WORK INSTRUCTIONS -
Search the records for "name" and copy each line that holds it.

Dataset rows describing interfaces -
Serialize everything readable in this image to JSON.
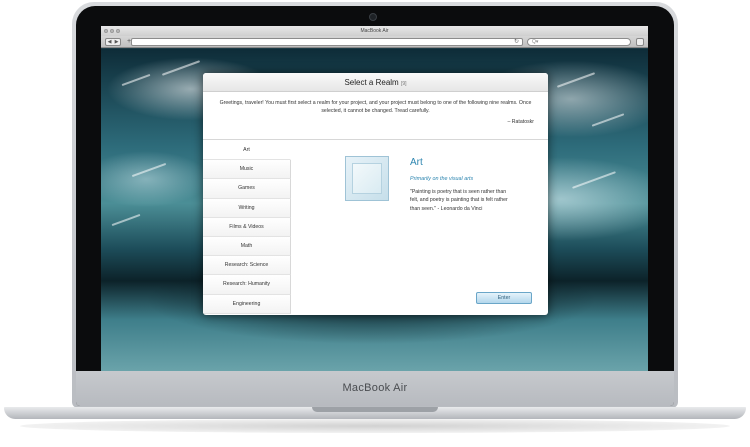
{
  "device": {
    "brand": "MacBook Air"
  },
  "browser": {
    "window_title": "MacBook Air",
    "nav_back": "◀",
    "nav_forward": "▶",
    "new_tab": "+",
    "reload_icon": "reload-icon",
    "search_placeholder": "Q▾"
  },
  "modal": {
    "title": "Select a Realm",
    "count": "[9]",
    "intro": "Greetings, traveler! You must first select a realm for your project, and your project must belong to one of the following nine realms. Once selected, it cannot be changed. Tread carefully.",
    "signature": "– Ratatoskr",
    "realms": [
      {
        "label": "Art",
        "active": true
      },
      {
        "label": "Music",
        "active": false
      },
      {
        "label": "Games",
        "active": false
      },
      {
        "label": "Writing",
        "active": false
      },
      {
        "label": "Films & Videos",
        "active": false
      },
      {
        "label": "Math",
        "active": false
      },
      {
        "label": "Research: Science",
        "active": false
      },
      {
        "label": "Research: Humanity",
        "active": false
      },
      {
        "label": "Engineering",
        "active": false
      }
    ],
    "selected": {
      "title": "Art",
      "subtitle": "Primarily on the visual arts",
      "quote": "\"Painting is poetry that is seen rather than felt, and poetry is painting that is felt rather than seen.\" - Leonardo da Vinci"
    },
    "enter_label": "Enter"
  },
  "colors": {
    "accent": "#2e86b0",
    "button_border": "#6aa6c8"
  }
}
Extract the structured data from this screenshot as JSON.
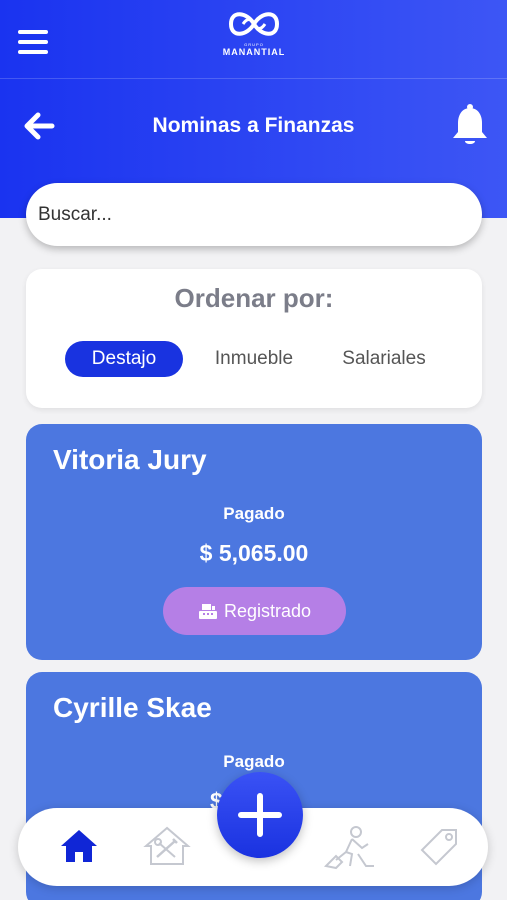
{
  "app": {
    "logo_small": "GRUPO",
    "logo_brand": "MANANTIAL"
  },
  "header": {
    "title": "Nominas a Finanzas"
  },
  "search": {
    "placeholder": "Buscar..."
  },
  "sort": {
    "title": "Ordenar por:",
    "options": [
      {
        "label": "Destajo",
        "active": true
      },
      {
        "label": "Inmueble",
        "active": false
      },
      {
        "label": "Salariales",
        "active": false
      }
    ]
  },
  "employees": [
    {
      "name": "Vitoria Jury",
      "status": "Pagado",
      "amount": "$ 5,065.00",
      "badge": "Registrado"
    },
    {
      "name": "Cyrille Skae",
      "status": "Pagado",
      "amount": "$ 2,        0"
    }
  ],
  "nav": {
    "items": [
      "home-icon",
      "house-tools-icon",
      "add-icon",
      "worker-icon",
      "tag-icon"
    ],
    "active": "home-icon"
  },
  "colors": {
    "header_gradient_start": "#1a33f0",
    "header_gradient_end": "#3d56f5",
    "card_blue": "#4c77e0",
    "badge_purple": "#b57fe6",
    "active_pill": "#1933e0"
  }
}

FINAL ANSWER -
      "name": "Vitoria Jury",
      "name": "Cyrille Skae",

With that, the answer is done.